New Brunswick entered Level 3 of the Winter Action Plan on January 14, and although the province has returned to Level 2, students are still doing school online for at least another week. These restrictions have many New Brunswick residents raising questions about how to support their mental health, as well as their loved ones, while being vigilant with their physical health.
The pandemic has exacerbated the already strained healthcare system in New Brunswick. With grave new records being set every week and hundreds of healthcare workers in isolation, New Brunswick’s frontline has been pushed to its brink and New Brunswickers are being forced to look elsewhere for help.
Alternatives do exist and The Canadian Mental Health Association (CMHA) is one entity that offers programs and workshops across New Brunswick in order to help meet the needs of individuals who require assistance with myriad mental health challenges.
Mobile Crisis Units are another alternative that can be used to receive mental healthcare across the province. They are active from the Miramichi to Saint John and units work hard outside of typical hours of operation, including evenings and weekends, to meet the needs of New Brunswickers.
These Mobile Crisis Units use strategic interventions to diffuse situations within our communities, as well as providing assessments in the individual’s own home or chosen environment.
These Units operate in Fredericton, Miramichi, Moncton, Saint John, and their surrounding areas, as well as the Upper River Valley Area.
In other parts of New Brunswick, Vitalité has its own mobile crisis response services. According to Vitalite’s website, these teams can assist patients with things like suicidal or psychotic thoughts, intense anxiety, and depression – challenges that require immediate attention but not necessarily an emergency room visit.

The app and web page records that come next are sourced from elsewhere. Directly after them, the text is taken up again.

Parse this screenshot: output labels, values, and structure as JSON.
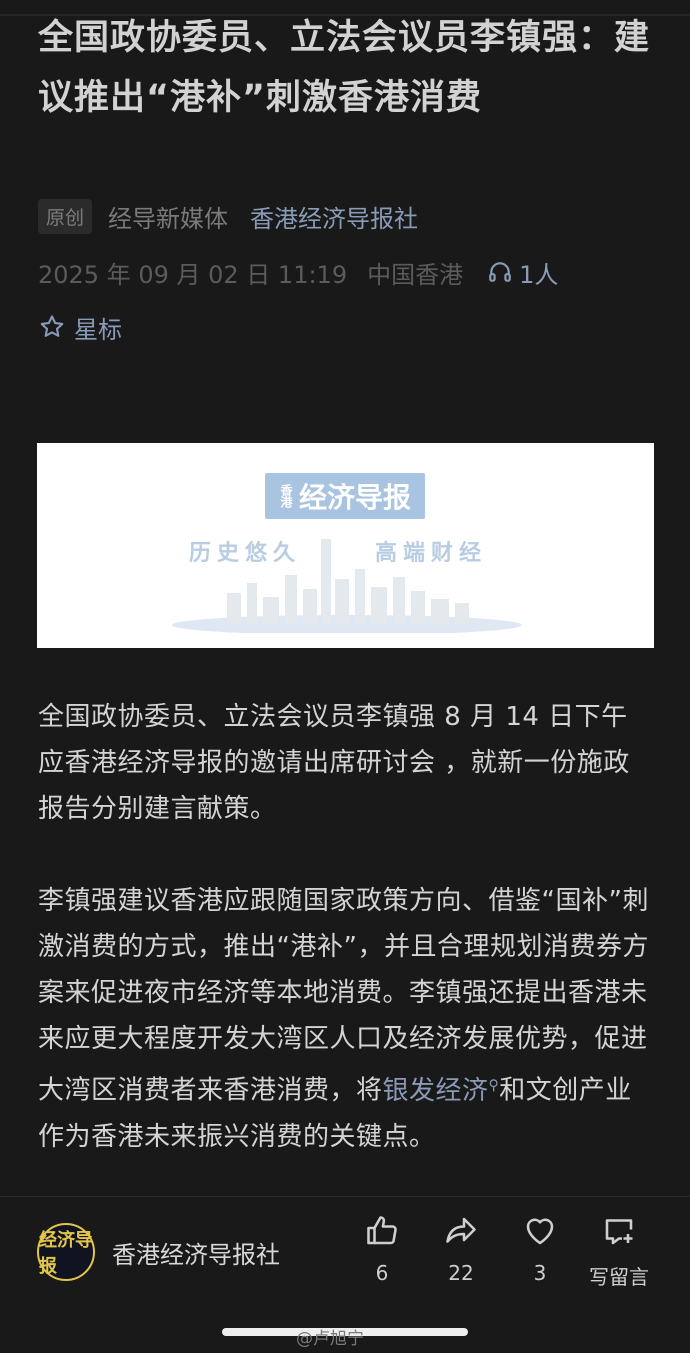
{
  "article": {
    "title": "全国政协委员、立法会议员李镇强：建议推出“港补”刺激香港消费",
    "tag": "原创",
    "source": "经导新媒体",
    "account": "香港经济导报社",
    "date": "2025 年 09 月 02 日 11:19",
    "location": "中国香港",
    "listeners": "1人",
    "star_label": "星标"
  },
  "banner": {
    "logo_text": "经济导报",
    "logo_small": "香港",
    "slogan_left": "历史悠久",
    "slogan_right": "高端财经"
  },
  "body": {
    "p1": "全国政协委员、立法会议员李镇强 8 月 14 日下午应香港经济导报的邀请出席研讨会 ，就新一份施政报告分别建言献策。",
    "p2_before_link": "李镇强建议香港应跟随国家政策方向、借鉴“国补”刺激消费的方式，推出“港补”，并且合理规划消费券方案来促进夜市经济等本地消费。李镇强还提出香港未来应更大程度开发大湾区人口及经济发展优势，促进大湾区消费者来香港消费，将",
    "p2_link": "银发经济",
    "p2_after_link": "和文创产业作为香港未来振兴消费的关键点。"
  },
  "bottom_bar": {
    "avatar_text": "经济导报",
    "account_name": "香港经济导报社",
    "like_count": "6",
    "share_count": "22",
    "heart_count": "3",
    "comment_label": "写留言"
  },
  "watermark": "@卢旭宁",
  "colors": {
    "background": "#191919",
    "link": "#8a9bb8",
    "text": "#d4d4d4"
  }
}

Mobile crisis response teams can provide support in cases of acute emotional distress crises and in cases of substance use or mental health crises. They also offer support to loved ones, friends, and community organizations who provide aid to those experiencing substance use challenges and mental health crises.
They can also provide information and tools to help understand the dynamics of substance use challenges and mental health crises as well as recognize the signs of psychiatric crises.
Units operate in Bathurst, Caraquet, Shippagan, Tracadie, Moncton, Shediac, Richibucto, Kent, Westmorland, and Albert Counties, as well as Edmundston, Grand Falls, Kedgwick, and Campbellton.
Any individual can access these resources. There is no need to be referred by a physician. If the situation is an emergency, call 911.
For more information on how to participate in programs by the Canadian Mental Health Association visit www.cmhanb.ca.
Horizon Mobile Crisis Unit contacts:
Noon to 10:00 p.m. daily, including statutory holidays
Noon to 8:00 p.m. daily
Noon to 10:00 p.m. daily
Saint John Area
11:00 a.m. to 11:00 p.m. daily (24-hour telephone response)
Upper River Valley Area
2:00 p.m. to 10:00 p.m. daily
Vitalité response team contacts*:
Caraquet, Shippagan, Tracadie
Moncton, Shediac, Richibucto, Kent, Westmorland, and Albert Counties
Edmundston, Grand Falls, Kedgwick
*Note: all after-hours calls are answered by Tele-Care 811